--- Problem requirements ---
Scan the data, and whenever a line contains "mention", copy it.

--- Dataset entries ---
###

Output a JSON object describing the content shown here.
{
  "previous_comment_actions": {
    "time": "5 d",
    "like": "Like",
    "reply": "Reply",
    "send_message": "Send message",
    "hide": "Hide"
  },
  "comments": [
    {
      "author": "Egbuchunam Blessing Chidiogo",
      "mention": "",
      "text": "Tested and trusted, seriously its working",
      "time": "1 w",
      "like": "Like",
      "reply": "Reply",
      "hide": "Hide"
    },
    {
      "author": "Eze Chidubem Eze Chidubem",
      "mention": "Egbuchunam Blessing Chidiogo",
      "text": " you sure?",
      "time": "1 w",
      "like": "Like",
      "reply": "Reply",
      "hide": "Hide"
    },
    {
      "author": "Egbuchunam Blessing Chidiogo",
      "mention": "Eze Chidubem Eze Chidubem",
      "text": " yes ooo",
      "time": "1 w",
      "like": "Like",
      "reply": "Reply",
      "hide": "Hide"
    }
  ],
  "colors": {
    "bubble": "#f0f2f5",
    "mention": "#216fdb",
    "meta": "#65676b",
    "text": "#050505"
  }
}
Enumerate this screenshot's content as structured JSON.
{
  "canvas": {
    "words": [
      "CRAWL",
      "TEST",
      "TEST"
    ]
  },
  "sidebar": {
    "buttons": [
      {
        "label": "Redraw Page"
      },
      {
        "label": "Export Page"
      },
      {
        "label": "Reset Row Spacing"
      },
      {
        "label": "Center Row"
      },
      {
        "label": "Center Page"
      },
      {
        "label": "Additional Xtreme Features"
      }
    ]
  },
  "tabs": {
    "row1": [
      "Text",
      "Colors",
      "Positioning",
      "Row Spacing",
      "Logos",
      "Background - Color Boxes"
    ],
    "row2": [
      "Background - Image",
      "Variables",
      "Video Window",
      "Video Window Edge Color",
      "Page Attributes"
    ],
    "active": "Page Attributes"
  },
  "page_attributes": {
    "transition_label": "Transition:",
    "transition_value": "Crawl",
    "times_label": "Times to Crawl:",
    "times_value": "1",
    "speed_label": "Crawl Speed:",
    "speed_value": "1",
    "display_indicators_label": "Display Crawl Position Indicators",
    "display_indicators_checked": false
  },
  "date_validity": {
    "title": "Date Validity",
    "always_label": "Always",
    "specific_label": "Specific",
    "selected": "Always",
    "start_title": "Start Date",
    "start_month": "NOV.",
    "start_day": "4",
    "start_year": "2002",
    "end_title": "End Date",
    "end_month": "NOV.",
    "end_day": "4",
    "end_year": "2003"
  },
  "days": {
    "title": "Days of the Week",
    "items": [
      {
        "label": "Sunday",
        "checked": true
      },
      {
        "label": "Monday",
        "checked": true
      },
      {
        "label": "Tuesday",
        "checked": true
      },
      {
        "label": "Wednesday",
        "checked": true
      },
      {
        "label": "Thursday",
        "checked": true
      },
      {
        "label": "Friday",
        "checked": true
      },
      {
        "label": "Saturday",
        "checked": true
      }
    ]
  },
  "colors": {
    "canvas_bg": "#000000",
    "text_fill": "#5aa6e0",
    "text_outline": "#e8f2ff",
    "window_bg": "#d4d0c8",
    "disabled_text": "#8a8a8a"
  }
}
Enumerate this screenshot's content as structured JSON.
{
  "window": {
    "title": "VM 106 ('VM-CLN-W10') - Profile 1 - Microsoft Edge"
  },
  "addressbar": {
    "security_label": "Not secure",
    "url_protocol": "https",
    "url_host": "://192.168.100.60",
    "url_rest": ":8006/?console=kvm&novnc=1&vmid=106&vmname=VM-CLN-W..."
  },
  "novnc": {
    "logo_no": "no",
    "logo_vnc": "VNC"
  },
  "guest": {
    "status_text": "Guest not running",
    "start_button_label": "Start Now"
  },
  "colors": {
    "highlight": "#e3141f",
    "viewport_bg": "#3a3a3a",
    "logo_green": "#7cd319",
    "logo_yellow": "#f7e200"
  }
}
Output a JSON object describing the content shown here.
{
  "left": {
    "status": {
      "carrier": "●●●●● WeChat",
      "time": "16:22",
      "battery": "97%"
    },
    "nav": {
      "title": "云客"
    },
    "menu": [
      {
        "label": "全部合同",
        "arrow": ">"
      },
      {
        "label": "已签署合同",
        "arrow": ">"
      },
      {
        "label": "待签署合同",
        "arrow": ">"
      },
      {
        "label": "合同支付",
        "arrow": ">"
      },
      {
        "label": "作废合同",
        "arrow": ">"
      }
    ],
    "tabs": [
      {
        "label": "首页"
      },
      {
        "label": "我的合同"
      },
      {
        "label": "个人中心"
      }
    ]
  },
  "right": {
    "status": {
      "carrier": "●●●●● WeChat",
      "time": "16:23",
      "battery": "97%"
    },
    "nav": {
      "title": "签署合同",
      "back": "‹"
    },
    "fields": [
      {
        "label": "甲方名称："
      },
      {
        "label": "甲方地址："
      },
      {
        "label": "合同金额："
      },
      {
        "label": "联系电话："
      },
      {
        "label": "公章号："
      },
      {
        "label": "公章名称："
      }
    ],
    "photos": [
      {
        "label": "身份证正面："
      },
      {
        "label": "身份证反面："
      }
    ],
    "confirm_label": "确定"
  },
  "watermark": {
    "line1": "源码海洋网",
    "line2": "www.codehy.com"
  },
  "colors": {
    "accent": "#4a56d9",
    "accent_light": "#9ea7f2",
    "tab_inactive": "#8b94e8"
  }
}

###

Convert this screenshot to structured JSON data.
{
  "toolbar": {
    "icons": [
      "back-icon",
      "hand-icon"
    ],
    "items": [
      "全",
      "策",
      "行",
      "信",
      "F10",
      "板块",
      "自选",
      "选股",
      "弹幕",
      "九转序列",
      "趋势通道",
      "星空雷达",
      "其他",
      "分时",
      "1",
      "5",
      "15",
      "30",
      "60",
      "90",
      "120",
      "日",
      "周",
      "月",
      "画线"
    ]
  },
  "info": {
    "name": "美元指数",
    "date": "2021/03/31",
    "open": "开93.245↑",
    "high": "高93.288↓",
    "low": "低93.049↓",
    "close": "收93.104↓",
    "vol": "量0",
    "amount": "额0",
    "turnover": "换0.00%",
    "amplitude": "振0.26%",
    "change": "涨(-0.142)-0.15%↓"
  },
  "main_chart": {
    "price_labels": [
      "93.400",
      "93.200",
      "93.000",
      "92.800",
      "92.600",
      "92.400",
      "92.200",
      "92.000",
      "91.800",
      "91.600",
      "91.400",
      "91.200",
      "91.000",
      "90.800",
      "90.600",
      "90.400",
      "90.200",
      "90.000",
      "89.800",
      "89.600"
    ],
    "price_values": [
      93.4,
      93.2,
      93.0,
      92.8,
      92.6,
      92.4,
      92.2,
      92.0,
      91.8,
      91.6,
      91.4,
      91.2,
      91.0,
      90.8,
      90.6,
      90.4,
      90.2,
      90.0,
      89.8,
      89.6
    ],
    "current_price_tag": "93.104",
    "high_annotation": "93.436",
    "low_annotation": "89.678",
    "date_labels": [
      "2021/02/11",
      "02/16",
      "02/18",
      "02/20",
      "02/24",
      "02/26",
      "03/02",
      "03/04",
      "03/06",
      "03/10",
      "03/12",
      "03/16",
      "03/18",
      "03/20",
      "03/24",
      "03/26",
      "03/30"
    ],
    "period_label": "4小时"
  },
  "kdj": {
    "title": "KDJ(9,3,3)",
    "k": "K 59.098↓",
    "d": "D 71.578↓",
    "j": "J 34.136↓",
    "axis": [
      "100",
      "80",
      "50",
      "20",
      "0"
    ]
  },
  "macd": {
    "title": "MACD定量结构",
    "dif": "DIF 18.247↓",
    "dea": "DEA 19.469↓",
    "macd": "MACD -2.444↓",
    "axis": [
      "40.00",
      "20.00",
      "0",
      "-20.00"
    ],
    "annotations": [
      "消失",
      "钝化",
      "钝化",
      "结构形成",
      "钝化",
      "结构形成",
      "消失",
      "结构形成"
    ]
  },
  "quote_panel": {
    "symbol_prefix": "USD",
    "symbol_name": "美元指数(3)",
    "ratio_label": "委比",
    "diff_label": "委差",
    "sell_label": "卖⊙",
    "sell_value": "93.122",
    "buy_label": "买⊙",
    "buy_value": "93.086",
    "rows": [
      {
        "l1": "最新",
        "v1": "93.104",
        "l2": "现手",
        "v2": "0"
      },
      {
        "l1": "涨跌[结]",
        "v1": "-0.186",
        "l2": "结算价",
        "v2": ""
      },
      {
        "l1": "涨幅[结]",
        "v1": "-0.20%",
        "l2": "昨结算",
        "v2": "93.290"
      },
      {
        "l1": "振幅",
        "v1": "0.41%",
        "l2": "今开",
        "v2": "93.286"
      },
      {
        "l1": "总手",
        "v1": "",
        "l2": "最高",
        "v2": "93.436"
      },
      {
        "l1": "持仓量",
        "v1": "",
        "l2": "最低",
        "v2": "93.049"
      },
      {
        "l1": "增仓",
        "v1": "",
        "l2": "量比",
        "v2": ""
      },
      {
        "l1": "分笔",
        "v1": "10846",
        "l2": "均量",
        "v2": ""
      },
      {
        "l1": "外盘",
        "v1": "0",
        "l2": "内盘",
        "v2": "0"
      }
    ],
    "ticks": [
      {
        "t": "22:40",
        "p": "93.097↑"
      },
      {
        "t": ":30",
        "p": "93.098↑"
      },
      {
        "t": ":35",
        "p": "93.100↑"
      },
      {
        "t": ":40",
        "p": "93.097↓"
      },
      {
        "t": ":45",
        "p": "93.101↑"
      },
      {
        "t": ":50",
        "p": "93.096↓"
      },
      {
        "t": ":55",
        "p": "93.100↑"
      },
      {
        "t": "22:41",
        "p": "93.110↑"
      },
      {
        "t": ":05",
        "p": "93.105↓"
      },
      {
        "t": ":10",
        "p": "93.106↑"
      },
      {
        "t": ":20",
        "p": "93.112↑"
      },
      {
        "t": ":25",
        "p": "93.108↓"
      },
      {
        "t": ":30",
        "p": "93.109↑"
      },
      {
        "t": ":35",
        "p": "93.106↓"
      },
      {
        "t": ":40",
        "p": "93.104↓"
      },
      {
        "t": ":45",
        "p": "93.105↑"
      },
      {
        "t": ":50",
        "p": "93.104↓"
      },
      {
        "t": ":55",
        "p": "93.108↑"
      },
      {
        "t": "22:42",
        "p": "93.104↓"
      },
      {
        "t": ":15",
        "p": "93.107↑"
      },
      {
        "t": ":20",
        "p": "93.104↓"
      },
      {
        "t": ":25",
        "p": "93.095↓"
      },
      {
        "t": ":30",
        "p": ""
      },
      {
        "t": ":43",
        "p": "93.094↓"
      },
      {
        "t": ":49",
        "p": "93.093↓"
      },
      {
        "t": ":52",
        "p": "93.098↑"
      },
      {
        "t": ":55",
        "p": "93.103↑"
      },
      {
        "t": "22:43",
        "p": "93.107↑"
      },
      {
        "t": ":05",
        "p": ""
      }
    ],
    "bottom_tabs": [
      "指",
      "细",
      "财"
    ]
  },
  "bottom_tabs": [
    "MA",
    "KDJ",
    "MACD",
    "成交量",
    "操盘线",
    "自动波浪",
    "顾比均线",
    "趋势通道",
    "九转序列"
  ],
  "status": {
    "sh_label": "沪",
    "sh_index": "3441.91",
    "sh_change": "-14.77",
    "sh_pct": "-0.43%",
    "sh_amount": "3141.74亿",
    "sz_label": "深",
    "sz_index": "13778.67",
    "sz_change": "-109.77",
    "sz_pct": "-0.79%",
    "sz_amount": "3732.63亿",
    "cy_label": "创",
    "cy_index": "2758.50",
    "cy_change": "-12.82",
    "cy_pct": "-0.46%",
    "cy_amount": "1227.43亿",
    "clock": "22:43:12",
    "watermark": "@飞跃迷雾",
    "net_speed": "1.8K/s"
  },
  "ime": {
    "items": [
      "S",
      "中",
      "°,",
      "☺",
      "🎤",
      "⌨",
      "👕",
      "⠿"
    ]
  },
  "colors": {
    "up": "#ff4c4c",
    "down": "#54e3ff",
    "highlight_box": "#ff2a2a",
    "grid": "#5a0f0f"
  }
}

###

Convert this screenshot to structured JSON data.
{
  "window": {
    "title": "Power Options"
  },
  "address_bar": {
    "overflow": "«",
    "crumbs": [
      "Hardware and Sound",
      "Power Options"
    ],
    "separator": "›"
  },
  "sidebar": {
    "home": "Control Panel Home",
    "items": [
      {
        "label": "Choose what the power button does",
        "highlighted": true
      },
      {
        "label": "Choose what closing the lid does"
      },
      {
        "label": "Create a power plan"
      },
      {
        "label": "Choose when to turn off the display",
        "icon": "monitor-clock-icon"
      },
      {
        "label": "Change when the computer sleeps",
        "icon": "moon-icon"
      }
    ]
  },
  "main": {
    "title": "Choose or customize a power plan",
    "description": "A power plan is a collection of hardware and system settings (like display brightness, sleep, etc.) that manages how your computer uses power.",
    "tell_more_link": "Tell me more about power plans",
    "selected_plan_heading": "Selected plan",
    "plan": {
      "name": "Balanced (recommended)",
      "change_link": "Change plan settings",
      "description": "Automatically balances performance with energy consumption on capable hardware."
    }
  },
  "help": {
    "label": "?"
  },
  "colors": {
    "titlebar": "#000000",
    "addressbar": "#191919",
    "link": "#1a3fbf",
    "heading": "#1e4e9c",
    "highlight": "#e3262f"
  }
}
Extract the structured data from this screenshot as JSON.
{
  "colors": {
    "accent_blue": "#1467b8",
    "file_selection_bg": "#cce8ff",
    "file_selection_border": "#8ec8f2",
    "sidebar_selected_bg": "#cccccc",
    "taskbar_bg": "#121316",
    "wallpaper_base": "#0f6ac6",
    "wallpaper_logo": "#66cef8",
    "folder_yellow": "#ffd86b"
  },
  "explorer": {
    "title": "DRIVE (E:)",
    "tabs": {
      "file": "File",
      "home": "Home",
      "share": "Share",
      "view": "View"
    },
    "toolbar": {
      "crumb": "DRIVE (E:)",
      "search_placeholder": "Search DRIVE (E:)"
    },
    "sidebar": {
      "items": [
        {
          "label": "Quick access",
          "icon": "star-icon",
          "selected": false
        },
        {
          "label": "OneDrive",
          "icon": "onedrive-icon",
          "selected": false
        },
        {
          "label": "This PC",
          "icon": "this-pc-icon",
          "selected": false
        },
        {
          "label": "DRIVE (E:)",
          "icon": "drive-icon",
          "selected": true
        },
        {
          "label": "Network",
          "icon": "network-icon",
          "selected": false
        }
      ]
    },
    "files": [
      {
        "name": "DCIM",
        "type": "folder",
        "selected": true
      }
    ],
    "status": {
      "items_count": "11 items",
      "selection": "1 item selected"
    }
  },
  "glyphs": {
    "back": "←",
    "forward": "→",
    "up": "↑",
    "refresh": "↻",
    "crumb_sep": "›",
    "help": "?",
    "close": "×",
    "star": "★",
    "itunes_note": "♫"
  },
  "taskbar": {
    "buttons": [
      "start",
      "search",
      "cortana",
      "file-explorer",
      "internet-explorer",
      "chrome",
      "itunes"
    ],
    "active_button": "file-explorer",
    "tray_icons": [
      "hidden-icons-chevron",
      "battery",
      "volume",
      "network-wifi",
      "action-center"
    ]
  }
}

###

--- Written answer ---
      "mention": "",
      "mention": "Egbuchunam Blessing Chidiogo",
      "mention": "Eze Chidubem Eze Chidubem",
    "mention": "#216fdb",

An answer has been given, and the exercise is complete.